Work to complete: What you return should be the lines of the data containing "cultural", each in full.

Listed records:
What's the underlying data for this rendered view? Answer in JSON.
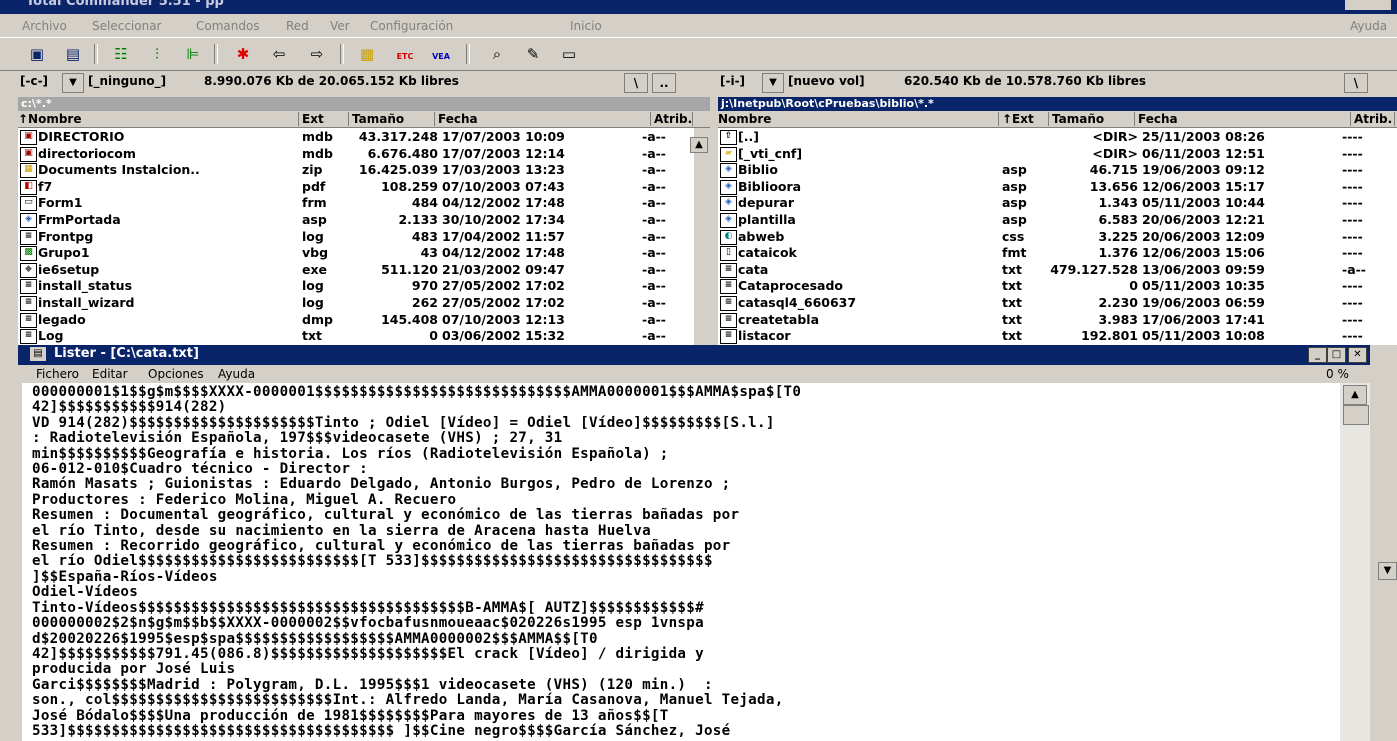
{
  "app": {
    "title": "Total Commander 5.51 - pp",
    "menu": [
      "Archivo",
      "Seleccionar",
      "Comandos",
      "Red",
      "Ver",
      "Configuración",
      "Inicio"
    ],
    "help_menu": "Ayuda"
  },
  "toolbar": {
    "icons": [
      "refresh-icon",
      "brief-view-icon",
      "full-view-icon",
      "tree-icon",
      "ftp-icon",
      "select-all-icon",
      "back-icon",
      "forward-icon",
      "pack-icon",
      "unpack-icon",
      "zip-icon",
      "search-icon",
      "rename-icon",
      "view-icon"
    ],
    "badges": {
      "etc": "ETC",
      "vea": "VEA"
    }
  },
  "left": {
    "drive": "[-c-]",
    "label": "[_ninguno_]",
    "free": "8.990.076 Kb de 20.065.152 Kb libres",
    "root_btn": "\\",
    "up_btn": "..",
    "path": "c:\\*.*",
    "headers": {
      "name": "↑Nombre",
      "ext": "Ext",
      "size": "Tamaño",
      "date": "Fecha",
      "attr": "Atrib."
    },
    "files": [
      {
        "icon": "database-icon",
        "name": "DIRECTORIO",
        "ext": "mdb",
        "size": "43.317.248",
        "date": "17/07/2003 10:09",
        "attr": "-a--"
      },
      {
        "icon": "database-icon",
        "name": "directoriocom",
        "ext": "mdb",
        "size": "6.676.480",
        "date": "17/07/2003 12:14",
        "attr": "-a--"
      },
      {
        "icon": "zip-icon",
        "name": "Documents Instalcion..",
        "ext": "zip",
        "size": "16.425.039",
        "date": "17/03/2003 13:23",
        "attr": "-a--"
      },
      {
        "icon": "pdf-icon",
        "name": "f7",
        "ext": "pdf",
        "size": "108.259",
        "date": "07/10/2003 07:43",
        "attr": "-a--"
      },
      {
        "icon": "form-icon",
        "name": "Form1",
        "ext": "frm",
        "size": "484",
        "date": "04/12/2002 17:48",
        "attr": "-a--"
      },
      {
        "icon": "asp-icon",
        "name": "FrmPortada",
        "ext": "asp",
        "size": "2.133",
        "date": "30/10/2002 17:34",
        "attr": "-a--"
      },
      {
        "icon": "text-file-icon",
        "name": "Frontpg",
        "ext": "log",
        "size": "483",
        "date": "17/04/2002 11:57",
        "attr": "-a--"
      },
      {
        "icon": "vbg-icon",
        "name": "Grupo1",
        "ext": "vbg",
        "size": "43",
        "date": "04/12/2002 17:48",
        "attr": "-a--"
      },
      {
        "icon": "exe-icon",
        "name": "ie6setup",
        "ext": "exe",
        "size": "511.120",
        "date": "21/03/2002 09:47",
        "attr": "-a--"
      },
      {
        "icon": "text-file-icon",
        "name": "install_status",
        "ext": "log",
        "size": "970",
        "date": "27/05/2002 17:02",
        "attr": "-a--"
      },
      {
        "icon": "text-file-icon",
        "name": "install_wizard",
        "ext": "log",
        "size": "262",
        "date": "27/05/2002 17:02",
        "attr": "-a--"
      },
      {
        "icon": "text-file-icon",
        "name": "legado",
        "ext": "dmp",
        "size": "145.408",
        "date": "07/10/2003 12:13",
        "attr": "-a--"
      },
      {
        "icon": "text-file-icon",
        "name": "Log",
        "ext": "txt",
        "size": "0",
        "date": "03/06/2002 15:32",
        "attr": "-a--"
      }
    ]
  },
  "right": {
    "drive": "[-i-]",
    "label": "[nuevo vol]",
    "free": "620.540 Kb de 10.578.760 Kb libres",
    "root_btn": "\\",
    "path": "j:\\Inetpub\\Root\\cPruebas\\biblio\\*.*",
    "headers": {
      "name": "Nombre",
      "ext": "↑Ext",
      "size": "Tamaño",
      "date": "Fecha",
      "attr": "Atrib."
    },
    "files": [
      {
        "icon": "up-dir-icon",
        "name": "[..]",
        "ext": "",
        "size": "<DIR>",
        "date": "25/11/2003 08:26",
        "attr": "----"
      },
      {
        "icon": "folder-icon",
        "name": "[_vti_cnf]",
        "ext": "",
        "size": "<DIR>",
        "date": "06/11/2003 12:51",
        "attr": "----"
      },
      {
        "icon": "asp-icon",
        "name": "Biblio",
        "ext": "asp",
        "size": "46.715",
        "date": "19/06/2003 09:12",
        "attr": "----"
      },
      {
        "icon": "asp-icon",
        "name": "Biblioora",
        "ext": "asp",
        "size": "13.656",
        "date": "12/06/2003 15:17",
        "attr": "----"
      },
      {
        "icon": "asp-icon",
        "name": "depurar",
        "ext": "asp",
        "size": "1.343",
        "date": "05/11/2003 10:44",
        "attr": "----"
      },
      {
        "icon": "asp-icon",
        "name": "plantilla",
        "ext": "asp",
        "size": "6.583",
        "date": "20/06/2003 12:21",
        "attr": "----"
      },
      {
        "icon": "css-icon",
        "name": "abweb",
        "ext": "css",
        "size": "3.225",
        "date": "20/06/2003 12:09",
        "attr": "----"
      },
      {
        "icon": "blank-file-icon",
        "name": "cataicok",
        "ext": "fmt",
        "size": "1.376",
        "date": "12/06/2003 15:06",
        "attr": "----"
      },
      {
        "icon": "text-file-icon",
        "name": "cata",
        "ext": "txt",
        "size": "479.127.528",
        "date": "13/06/2003 09:59",
        "attr": "-a--"
      },
      {
        "icon": "text-file-icon",
        "name": "Cataprocesado",
        "ext": "txt",
        "size": "0",
        "date": "05/11/2003 10:35",
        "attr": "----"
      },
      {
        "icon": "text-file-icon",
        "name": "catasql4_660637",
        "ext": "txt",
        "size": "2.230",
        "date": "19/06/2003 06:59",
        "attr": "----"
      },
      {
        "icon": "text-file-icon",
        "name": "createtabla",
        "ext": "txt",
        "size": "3.983",
        "date": "17/06/2003 17:41",
        "attr": "----"
      },
      {
        "icon": "text-file-icon",
        "name": "listacor",
        "ext": "txt",
        "size": "192.801",
        "date": "05/11/2003 10:08",
        "attr": "----"
      }
    ]
  },
  "lister": {
    "title": "Lister - [C:\\cata.txt]",
    "menu": [
      "Fichero",
      "Editar",
      "Opciones",
      "Ayuda"
    ],
    "percent": "0 %",
    "lines": [
      "000000001$1$$g$m$$$$XXXX-0000001$$$$$$$$$$$$$$$$$$$$$$$$$$$$$AMMA0000001$$$AMMA$spa$[T0",
      "42]$$$$$$$$$$$914(282)",
      "VD 914(282)$$$$$$$$$$$$$$$$$$$$$Tinto ; Odiel [Vídeo] = Odiel [Vídeo]$$$$$$$$$[S.l.]",
      ": Radiotelevisión Española, 197$$$videocasete (VHS) ; 27, 31",
      "min$$$$$$$$$$Geografía e historia. Los ríos (Radiotelevisión Española) ;",
      "06-012-010$Cuadro técnico - Director :",
      "Ramón Masats ; Guionistas : Eduardo Delgado, Antonio Burgos, Pedro de Lorenzo ;",
      "Productores : Federico Molina, Miguel A. Recuero",
      "Resumen : Documental geográfico, cultural y económico de las tierras bañadas por",
      "el río Tinto, desde su nacimiento en la sierra de Aracena hasta Huelva",
      "Resumen : Recorrido geográfico, cultural y económico de las tierras bañadas por",
      "el río Odiel$$$$$$$$$$$$$$$$$$$$$$$$$[T 533]$$$$$$$$$$$$$$$$$$$$$$$$$$$$$$$$$",
      "]$$España-Ríos-Vídeos",
      "Odiel-Vídeos",
      "Tinto-Vídeos$$$$$$$$$$$$$$$$$$$$$$$$$$$$$$$$$$$$$B-AMMA$[ AUTZ]$$$$$$$$$$$$#",
      "000000002$2$n$g$m$$b$$XXXX-0000002$$vfocbafusnmoueaac$020226s1995 esp 1vnspa",
      "d$20020226$1995$esp$spa$$$$$$$$$$$$$$$$$$AMMA0000002$$$AMMA$$[T0",
      "42]$$$$$$$$$$$791.45(086.8)$$$$$$$$$$$$$$$$$$$$El crack [Vídeo] / dirigida y",
      "producida por José Luis",
      "Garci$$$$$$$$Madrid : Polygram, D.L. 1995$$$1 videocasete (VHS) (120 min.)  :",
      "son., col$$$$$$$$$$$$$$$$$$$$$$$$$Int.: Alfredo Landa, María Casanova, Manuel Tejada,",
      "José Bódalo$$$$Una producción de 1981$$$$$$$$Para mayores de 13 años$$[T",
      "533]$$$$$$$$$$$$$$$$$$$$$$$$$$$$$$$$$$$$$ ]$$Cine negro$$$$García Sánchez, José"
    ]
  }
}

Response area:
      "Resumen : Documental geográfico, cultural y económico de las tierras bañadas por",
      "Resumen : Recorrido geográfico, cultural y económico de las tierras bañadas por",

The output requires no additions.